Clutton-Brock, Arthur 1868-1924, essayist, critic, and journalist, was born at Weybridge 23 March 1868, the third son of John Alan Clutton-Brock, a well-known banker, by his wife, Mary Alice, daughter of the Rev. H. J. Hill. He was sent to school at Summerfields, Oxford, and in 1882 gained a scholarship at Eton. From Eton he proceeded to New College, Oxford. At Eton, where he won an English verse prize with an ode in the manner of Shelley, and still more at Oxford, Clutton-Brock developed his love of literature and art, and the wit of his conversation and the brilliance of his circle at the university are attested by all who knew him. He obtained third classes in classical honour moderations and in literae humaniores. On leaving Oxford he was apprenticed for a short time in a stockbroker's office, but was called to the bar by the Inner Temple in 1895, and practised for some years. Meanwhile his natural bent for writing revealed itself in a number of early essays and poems. Some of the poems are printed in a posthumous collection, The Miracle of Love and Other Poems (1926).
Clutton-Brock married in 1903 Evelyn, daughter of Leveson Francis Vernon-Harcourt [qv.], civil engineer, and settled down to a life of regular literary and critical work. From 1904 to 1906 he was literary editor of the Speaker and a frequent contributor to the Times Literary Supplement. To him this latter paper, which came into existence at the beginning of the twentieth century, owed much of its steady success and wide reputation: indeed, its editor went so far as to say that Clutton-Brock made it. After being for a short time art critic on the Tribune and the Morning Post, in 1908 Clutton-Brock joined, as art critic, the staff of The Times, for which he worked as a writer on many subjects, ranging from gardening to religion, for the rest of his life. In 1909, at the age of forty-one, he wrote his first important book, which was also his best, Shelley, the Man and the Poet (materially revised in 1923; see also the introduction to his edition of Shelley's Poems, 1911). In this book Clutton-Brock combined a serious appreciation of Shelley's poetry with a sober survey of Shelley's life in a way which antagonized the whole-hearted worshippers of that poet.
The profound joy which Clutton-Brock took in his own daily work had led him to accept William Morris's aesthetic approach to socialism, and in 1909 he joined the Fabian Society. When the European War broke out in 1914 he had just completed an appreciation of Morris (Home University Library, 1914). Morris, Shelley, and Swinburne were the favourite authors of his early literary years. The War wrought a considerable, if not a radical, change in his outlook. He may be said to have become less of an aesthete and more of a moralist. In a series of articles in The Times Literary Supplement (republished as Thoughts on the War, 2 vols., 1914-1915; see also The Ultimate Belief, 1916) he preached against turning patriotism into a religion, as he alleged the Germans had done. His outlook became more definitely Christian, and in articles and books from 1917 onwards he taught a religion of love, laughter, and beauty which, had he lived longer, might have won him fame as a religious philosopher. At the same time he continued to produce a series of essays on art, literature, and life, written more for pleasure than for profit, which represent his mature thought and culture. After three years of intermittent illness he died at Godalming 8 January 1924, leaving three sons.

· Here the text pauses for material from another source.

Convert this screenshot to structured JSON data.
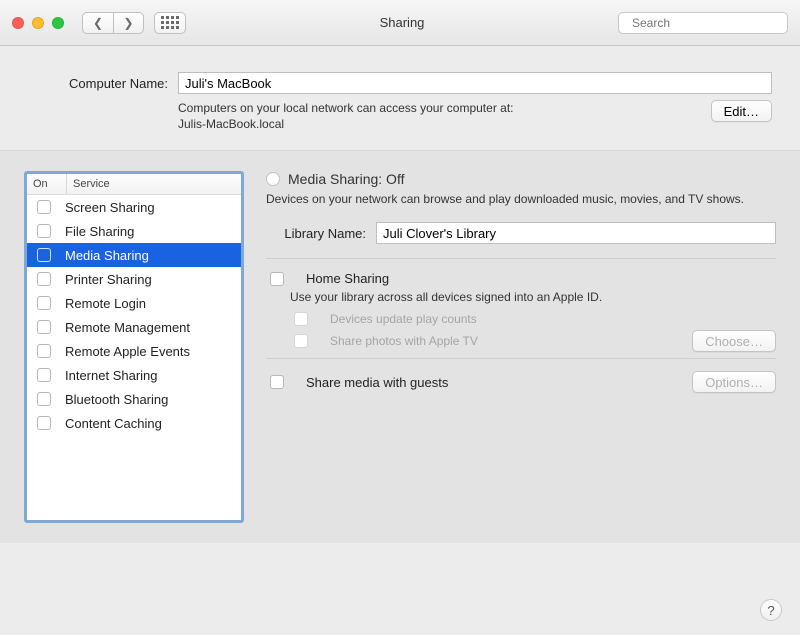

The change from a broadly romantic to a more philosophic interest in the world in Clutton-Brock's later years may be gauged from the fact that whereas in his earlier writings the names of Shelley and Morris most frequently appear, in his later work the name of Christ, and those of Shakespeare and Mozart predominate. While, on the one hand, he repudiated the criticism of art in terms of morals which he found in men like Ruskin and Tolstoy, yet art, literature, religion, and politics were indissolubly linked in his philosophy of life. His opinions, always balanced, were far from rigid. In his Studies in Christianity (1918) religion had given him a buoyantly happy mood, but in 1919 he told his wife that he felt he had attained his religious optimism too easily, and at the time of his death he was still seeking a constructive philosophy of life. Hence his Essays on Religion, posthumously published in 1926, have been described as an unfinished torso [B. H. Streeter, introduction]. But although his work in this field thus remained imperfect, and although we may suspect that the full flavour of his conversation never quite found its way into his books, Clutton-Brock must take a high place among that group of first-rate essayists which England produced in the first quarter of the twentieth century.
The Times, 9 January 1924
Observer, 13 January 1924
J. L. Hammond, introduction to Essays on Life, 1925
(Mrs.) E. A. Clutton-Brock, introduction to The Miracle of Love, 1926
B. H. Streeter, ut supra
Contributor: M. P. Ashley.